Work request
Scan the data that follows and count the lines with the string "Saya"; answer with the count alone.

==== Available records ====

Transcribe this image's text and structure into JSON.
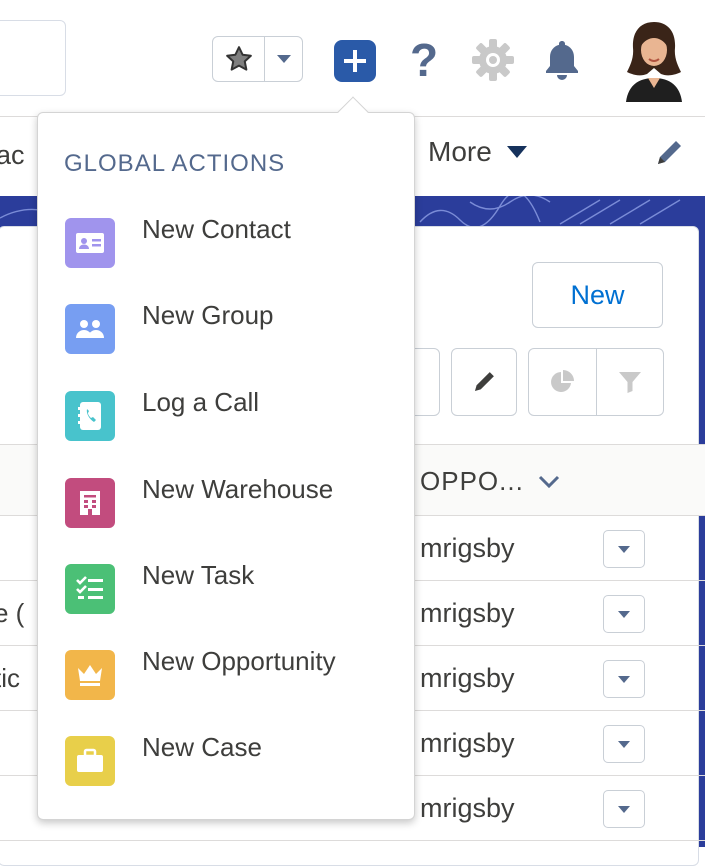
{
  "header": {
    "search_placeholder": "",
    "favorites": {
      "star_icon": "star-icon",
      "caret_icon": "caret-down-icon"
    },
    "global_actions_button": {
      "icon": "plus-icon",
      "color": "#2a5aa8"
    },
    "help_label": "?",
    "setup_icon": "gear-icon",
    "notifications_icon": "bell-icon",
    "avatar_icon": "user-avatar"
  },
  "nav": {
    "peek_text": "ac",
    "more_label": "More",
    "edit_icon": "pencil-icon"
  },
  "list": {
    "new_button": "New",
    "column_header": "OPPO...",
    "rows": [
      {
        "peek": "",
        "owner": "mrigsby"
      },
      {
        "peek": "e (",
        "owner": "mrigsby"
      },
      {
        "peek": "tic",
        "owner": "mrigsby"
      },
      {
        "peek": "",
        "owner": "mrigsby"
      },
      {
        "peek": "",
        "owner": "mrigsby"
      }
    ]
  },
  "global_actions": {
    "title": "GLOBAL ACTIONS",
    "items": [
      {
        "label": "New Contact",
        "icon": "contact-card-icon",
        "color": "#a094ed"
      },
      {
        "label": "New Group",
        "icon": "group-icon",
        "color": "#779ef2"
      },
      {
        "label": "Log a Call",
        "icon": "log-call-icon",
        "color": "#48c3cc"
      },
      {
        "label": "New Warehouse",
        "icon": "warehouse-icon",
        "color": "#c24c7e"
      },
      {
        "label": "New Task",
        "icon": "task-icon",
        "color": "#4bc076"
      },
      {
        "label": "New Opportunity",
        "icon": "opportunity-crown-icon",
        "color": "#f2b64a"
      },
      {
        "label": "New Case",
        "icon": "case-briefcase-icon",
        "color": "#e8cf4a"
      }
    ]
  }
}
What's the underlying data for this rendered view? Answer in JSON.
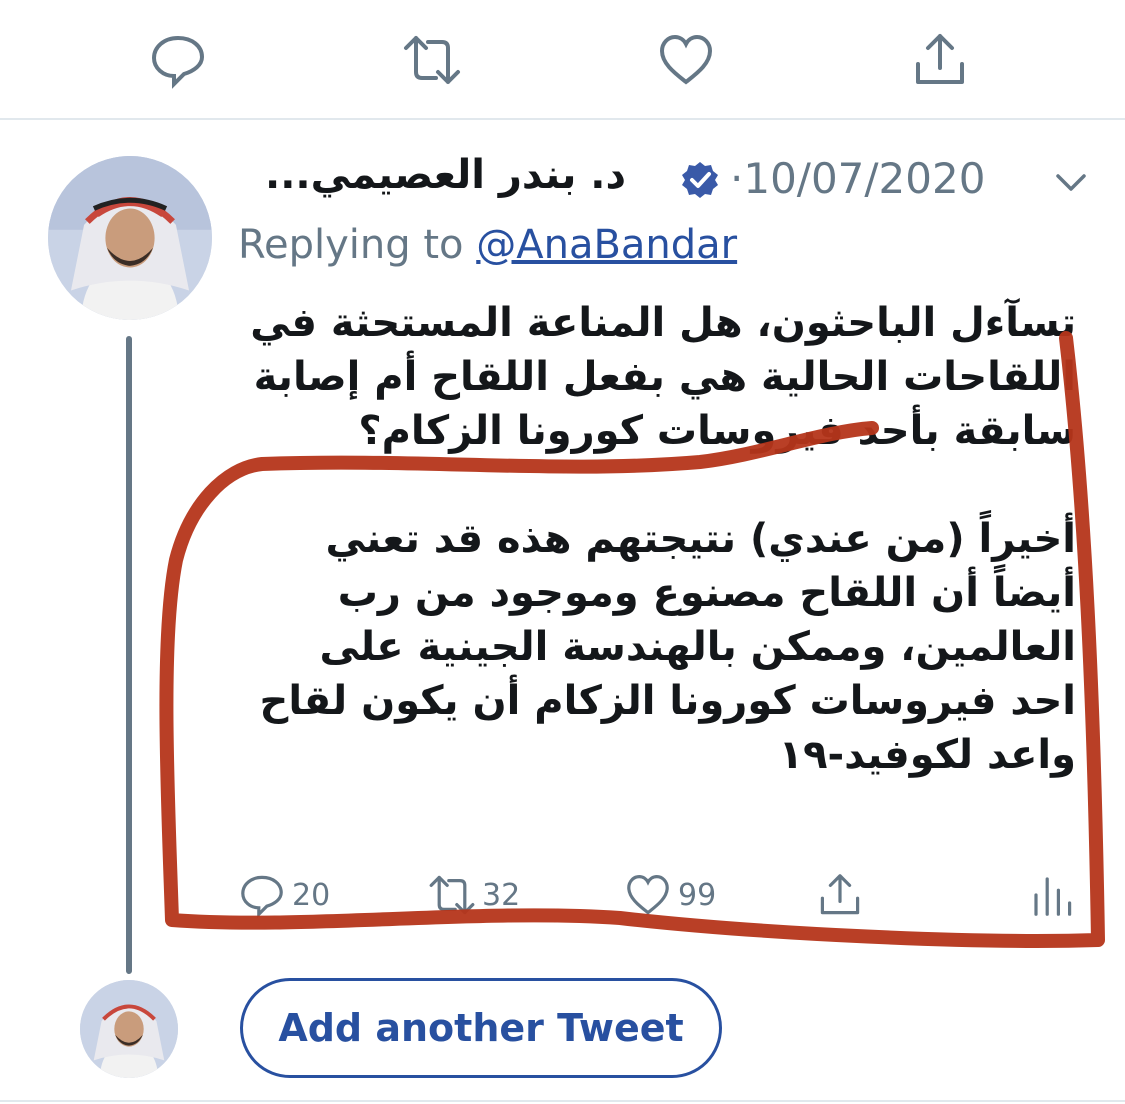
{
  "top_actions": {
    "icons": [
      "reply-icon",
      "retweet-icon",
      "like-icon",
      "share-icon"
    ]
  },
  "tweet": {
    "author_name": "د. بندر العصيمي...",
    "separator": "·",
    "date": "10/07/2020",
    "replying_prefix": "Replying to ",
    "replying_handle": "@AnaBandar",
    "body_para1": "تسآءل الباحثون، هل المناعة المستحثة في اللقاحات الحالية هي بفعل اللقاح أم إصابة سابقة بأحد فيروسات كورونا الزكام؟",
    "body_para2": "أخيراً (من عندي) نتيجتهم هذه قد تعني أيضاً أن اللقاح مصنوع وموجود من رب العالمين، وممكن بالهندسة الجينية على احد فيروسات كورونا الزكام أن يكون لقاح واعد لكوفيد-١٩",
    "stats": {
      "replies": "20",
      "retweets": "32",
      "likes": "99"
    }
  },
  "add_tweet_label": "Add another Tweet",
  "colors": {
    "accent": "#2850a0",
    "secondary_text": "#657786",
    "verified": "#3a5aa8",
    "annotation": "#b5351a"
  }
}
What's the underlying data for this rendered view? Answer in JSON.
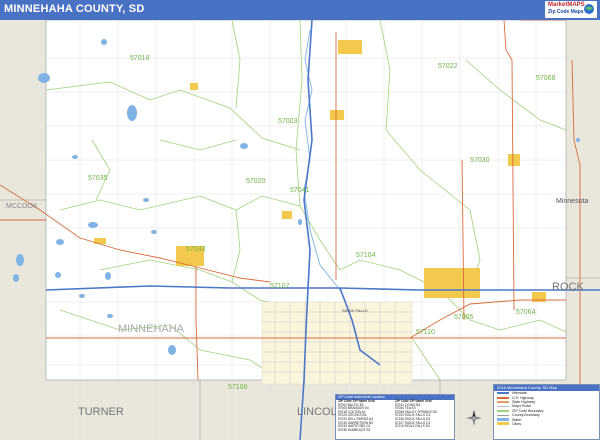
{
  "header": {
    "title": "MINNEHAHA COUNTY, SD",
    "logo_main": "MarketMAPS",
    "logo_sub": "Zip Code Maps"
  },
  "colors": {
    "header_bg": "#4a72c4",
    "land": "#ffffff",
    "outside_county": "#e9e6dc",
    "city_fill": "#f2c94c",
    "water": "#7fb2e5",
    "zip_boundary": "#9ed47a",
    "interstate": "#4a78c8",
    "highway": "#d86b3c"
  },
  "map": {
    "zip_labels": [
      "57018",
      "57022",
      "57003",
      "57020",
      "57035",
      "57041",
      "57033",
      "57005",
      "57064",
      "57104",
      "57107",
      "57110",
      "57068",
      "57106",
      "57030"
    ],
    "place_labels": {
      "mccook": "MCCOOK",
      "minnesota": "Minnesota",
      "rock": "ROCK",
      "minnehaha": "MINNEHAHA",
      "turner": "TURNER",
      "lincoln": "LINCOLN",
      "sioux_falls": "SIOUX FALLS"
    }
  },
  "zip_table": {
    "title": "ZIP Code Index/Unit Location",
    "headers": [
      "ZIP Code",
      "ZIP Name",
      "Grid"
    ],
    "rows": [
      [
        "57003",
        "BALTIC",
        "B3"
      ],
      [
        "57005",
        "BRANDON",
        "D4"
      ],
      [
        "57018",
        "COLTON",
        "A2"
      ],
      [
        "57020",
        "CROOKS",
        "B3"
      ],
      [
        "57022",
        "DELL RAPIDS",
        "A3"
      ],
      [
        "57030",
        "GARRETSON",
        "B4"
      ],
      [
        "57033",
        "HARTFORD",
        "C2"
      ],
      [
        "57035",
        "HUMBOLDT",
        "B2"
      ],
      [
        "57041",
        "LYONS",
        "B3"
      ],
      [
        "57064",
        "TEA",
        "E3"
      ],
      [
        "57068",
        "VALLEY SPRINGS",
        "D5"
      ],
      [
        "57104",
        "SIOUX FALLS",
        "C3"
      ],
      [
        "57106",
        "SIOUX FALLS",
        "D3"
      ],
      [
        "57107",
        "SIOUX FALLS",
        "C3"
      ],
      [
        "57110",
        "SIOUX FALLS",
        "D4"
      ]
    ]
  },
  "legend": {
    "title": "2016 Minnehaha County, SD Map",
    "items": [
      "Interstate",
      "U.S. Highway",
      "State Highway",
      "Major Road",
      "ZIP Code Boundary",
      "County Boundary",
      "Water",
      "Cities"
    ]
  }
}
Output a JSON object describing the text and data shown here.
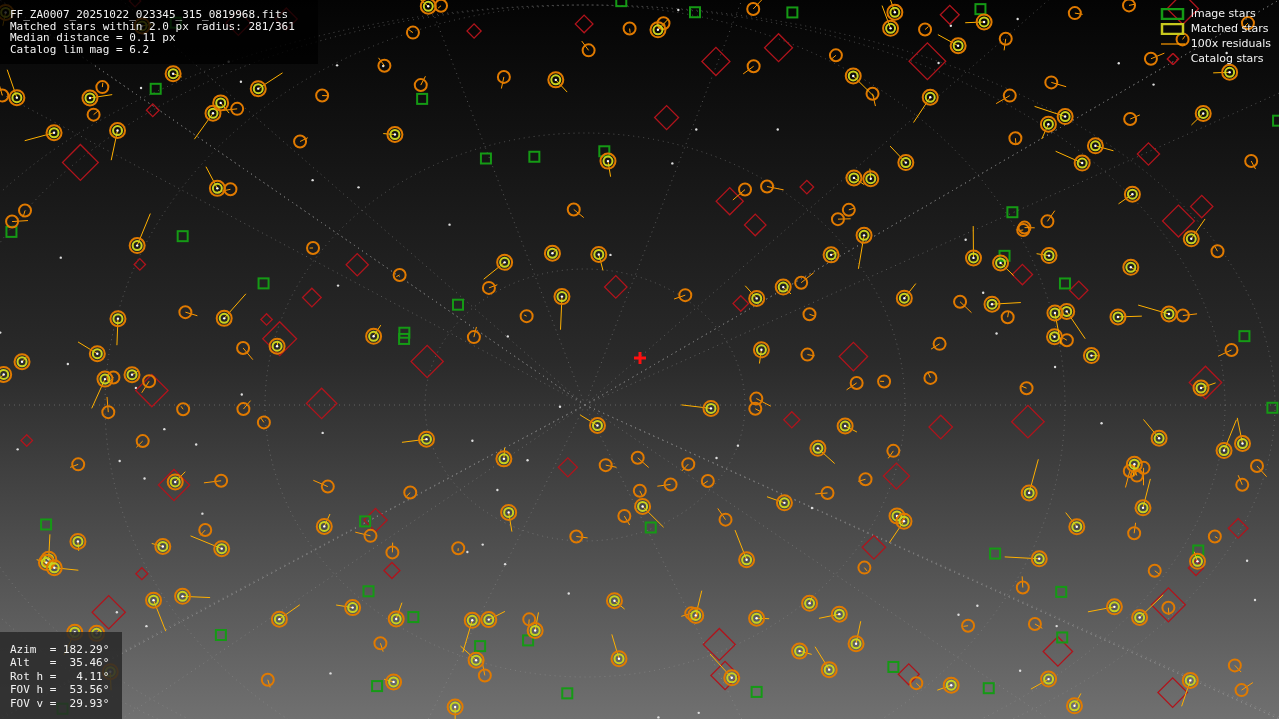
{
  "info": [
    "FF_ZA0007_20251022_023345_315_0819968.fits",
    "Matched stars within 2.0 px radius: 281/361",
    "Median distance = 0.11 px",
    "Catalog lim mag = 6.2"
  ],
  "legend": [
    {
      "kind": "image",
      "label": "Image stars"
    },
    {
      "kind": "matched",
      "label": "Matched stars"
    },
    {
      "kind": "residual",
      "label": "100x residuals"
    },
    {
      "kind": "catalog",
      "label": "Catalog stars"
    }
  ],
  "pointing": [
    "Azim  = 182.29°",
    "Alt   =  35.46°",
    "Rot h =   4.11°",
    "FOV h =  53.56°",
    "FOV v =  29.93°"
  ]
}
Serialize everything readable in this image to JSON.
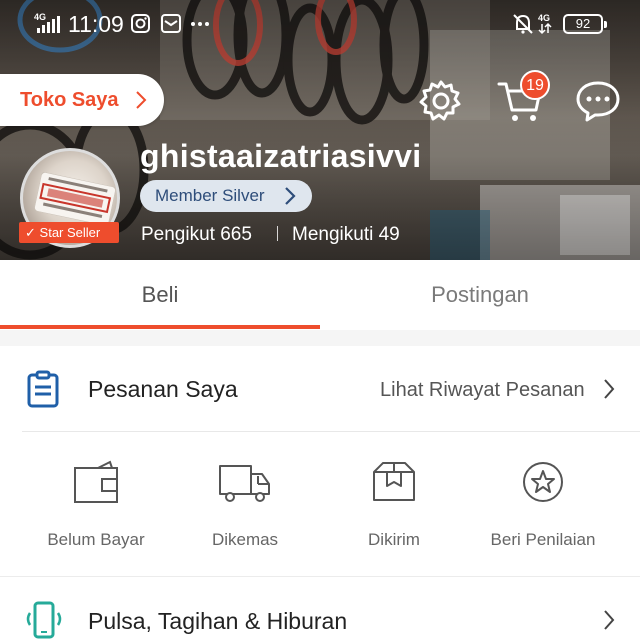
{
  "status_bar": {
    "network_left": "4G",
    "time": "11:09",
    "network_right": "4G",
    "battery": "92"
  },
  "header": {
    "shop_button": "Toko Saya",
    "cart_count": "19"
  },
  "profile": {
    "username": "ghistaaizatriasivvi",
    "membership": "Member Silver",
    "badge": "Star Seller",
    "followers": "Pengikut 665",
    "following": "Mengikuti 49"
  },
  "tabs": [
    "Beli",
    "Postingan"
  ],
  "orders": {
    "title": "Pesanan Saya",
    "history_link": "Lihat Riwayat Pesanan",
    "items": [
      {
        "label": "Belum Bayar",
        "icon": "wallet-icon"
      },
      {
        "label": "Dikemas",
        "icon": "truck-icon"
      },
      {
        "label": "Dikirim",
        "icon": "package-icon"
      },
      {
        "label": "Beri Penilaian",
        "icon": "star-icon"
      }
    ]
  },
  "digital": {
    "title": "Pulsa, Tagihan & Hiburan"
  },
  "colors": {
    "accent": "#ee4d2d",
    "member_text": "#2e4d7a",
    "icon_blue": "#1f5fa8",
    "icon_teal": "#26aa99"
  }
}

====

Response to the exercise
2